John swept the test papers off his desk. “This is terrible.”
As the papers fluttered to the ground, Mary felt her stomach flip. “Why would you think that?”
Peter put his hand on Mary’s shoulder and then glared at John. “Because he does.”

Doe John actually bark “This is terrible”? Depends if you, the reader, thinks he does. What you may lose in precision, you gain in congruence. The real key to immersive writing is choosing your words so that the reader only needs to parse them once, in a forward direction.

The side-project

September just vanished in a blur. So did October. The new job’s eaten a lot of my time.

The side-project I mentioned last time? That’s now in progress. I know it’s a tease, but I’m sworn to secrecy. Details to follow,  hopefully sometime in the first quarter of next year, as soon as it’s out of secret Beta.

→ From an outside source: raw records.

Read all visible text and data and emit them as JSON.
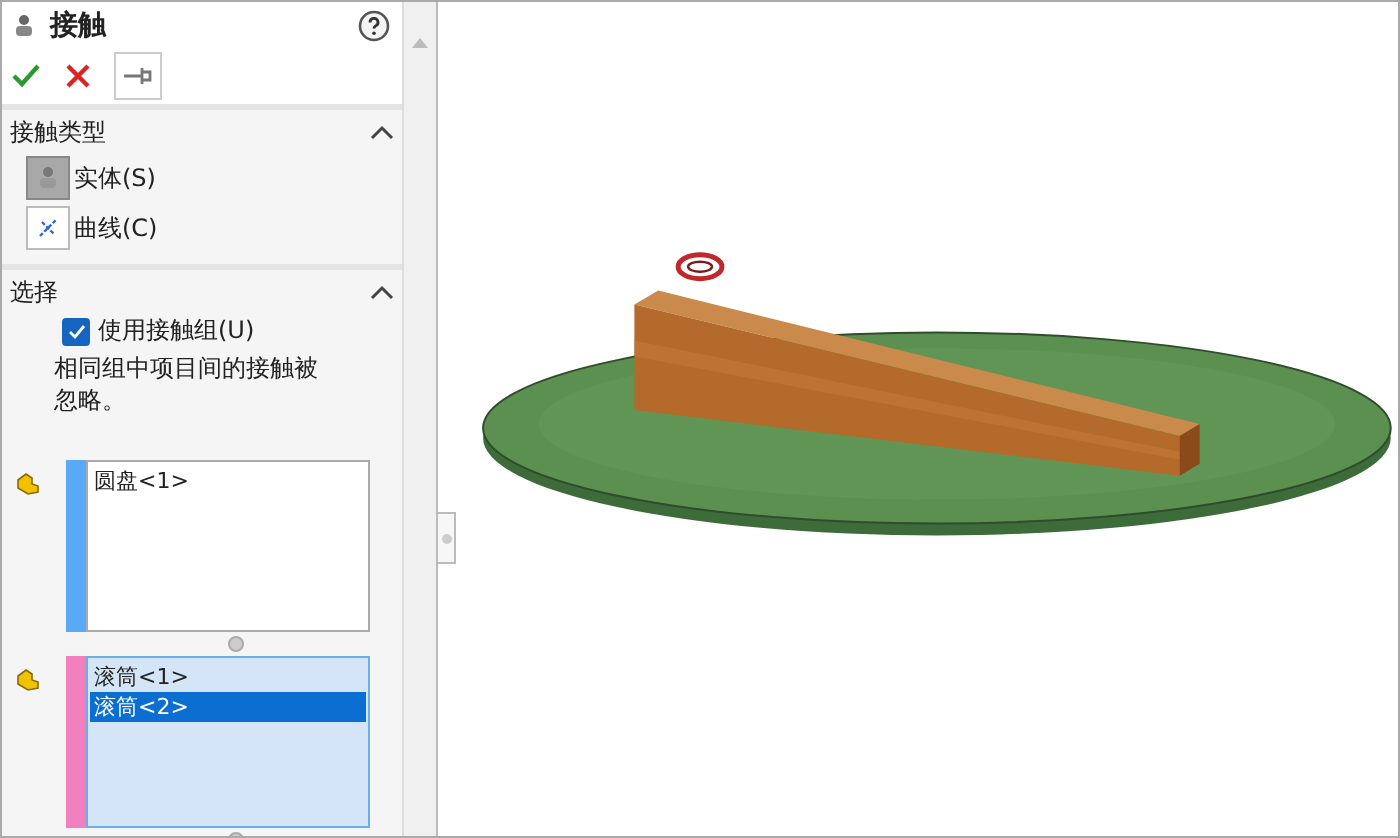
{
  "panel": {
    "title": "接触"
  },
  "contact_type": {
    "title": "接触类型",
    "expanded": true,
    "options": [
      {
        "kind": "solid",
        "label": "实体(S)",
        "selected": true
      },
      {
        "kind": "curve",
        "label": "曲线(C)",
        "selected": false
      }
    ]
  },
  "selection": {
    "title": "选择",
    "expanded": true,
    "checkbox": {
      "label": "使用接触组(U)",
      "checked": true
    },
    "note": "相同组中项目间的接触被忽略。",
    "groups": [
      {
        "color": "#5aa9f5",
        "active": false,
        "items": [
          {
            "label": "圆盘<1>",
            "selected": false
          }
        ]
      },
      {
        "color": "#f27fbd",
        "active": true,
        "items": [
          {
            "label": "滚筒<1>",
            "selected": false
          },
          {
            "label": "滚筒<2>",
            "selected": true
          }
        ]
      }
    ]
  }
}
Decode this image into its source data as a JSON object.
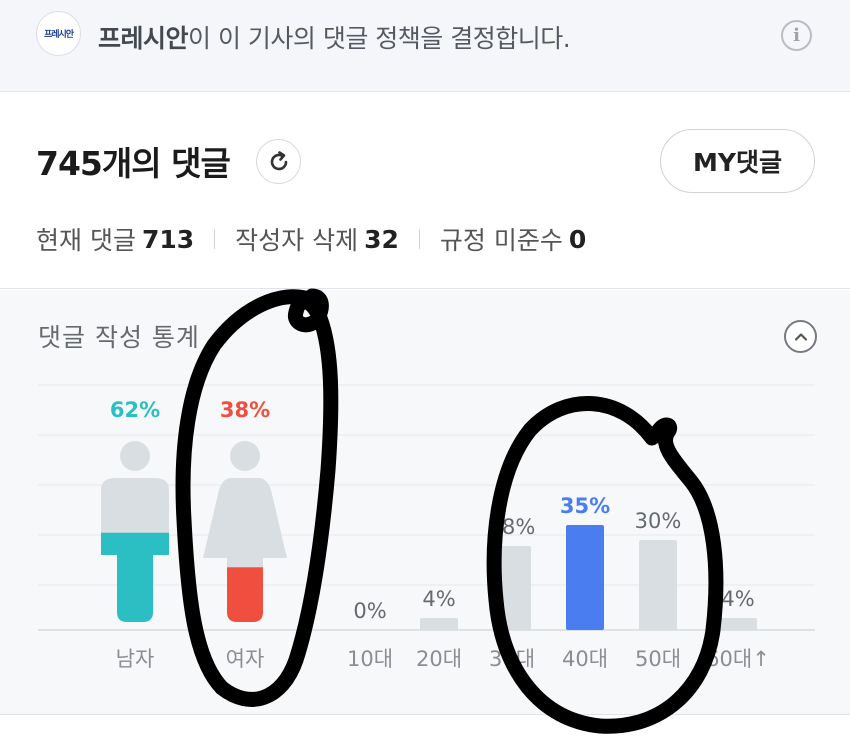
{
  "banner": {
    "press_logo": "프레시안",
    "press_name": "프레시안",
    "message": "이 이 기사의 댓글 정책을 결정합니다.",
    "info_icon": "info-icon"
  },
  "comments": {
    "count_title": "745개의 댓글",
    "refresh_icon": "refresh-icon",
    "my_button": "MY댓글",
    "current_label": "현재 댓글",
    "current_value": "713",
    "deleted_label": "작성자 삭제",
    "deleted_value": "32",
    "violation_label": "규정 미준수",
    "violation_value": "0"
  },
  "stats": {
    "title": "댓글 작성 통계",
    "collapse_icon": "chevron-up-icon"
  },
  "chart_data": [
    {
      "type": "bar",
      "categories": [
        "남자",
        "여자"
      ],
      "values": [
        62,
        38
      ],
      "value_labels": [
        "62%",
        "38%"
      ],
      "colors": [
        "#2bbec2",
        "#f04e3e"
      ],
      "ylim": [
        0,
        100
      ]
    },
    {
      "type": "bar",
      "categories": [
        "10대",
        "20대",
        "30대",
        "40대",
        "50대",
        "60대↑"
      ],
      "values": [
        0,
        4,
        28,
        35,
        30,
        4
      ],
      "value_labels": [
        "0%",
        "4%",
        "28%",
        "35%",
        "30%",
        "4%"
      ],
      "highlight_color": "#4a7df0",
      "bar_color": "#d9dee3",
      "ylim": [
        0,
        40
      ]
    }
  ],
  "colors": {
    "male": "#2bbec2",
    "female": "#f04e3e",
    "highlight": "#4a7df0",
    "bar": "#d9dee3",
    "annotation": "#000000"
  }
}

I’m currently desperately trying to ignore that NaNoWriMo starts this Sunday. First time in four years I won’t be participating, due to said side-project and work eating every available minute.

In the meantime – Happy Halloween, everyone 🙂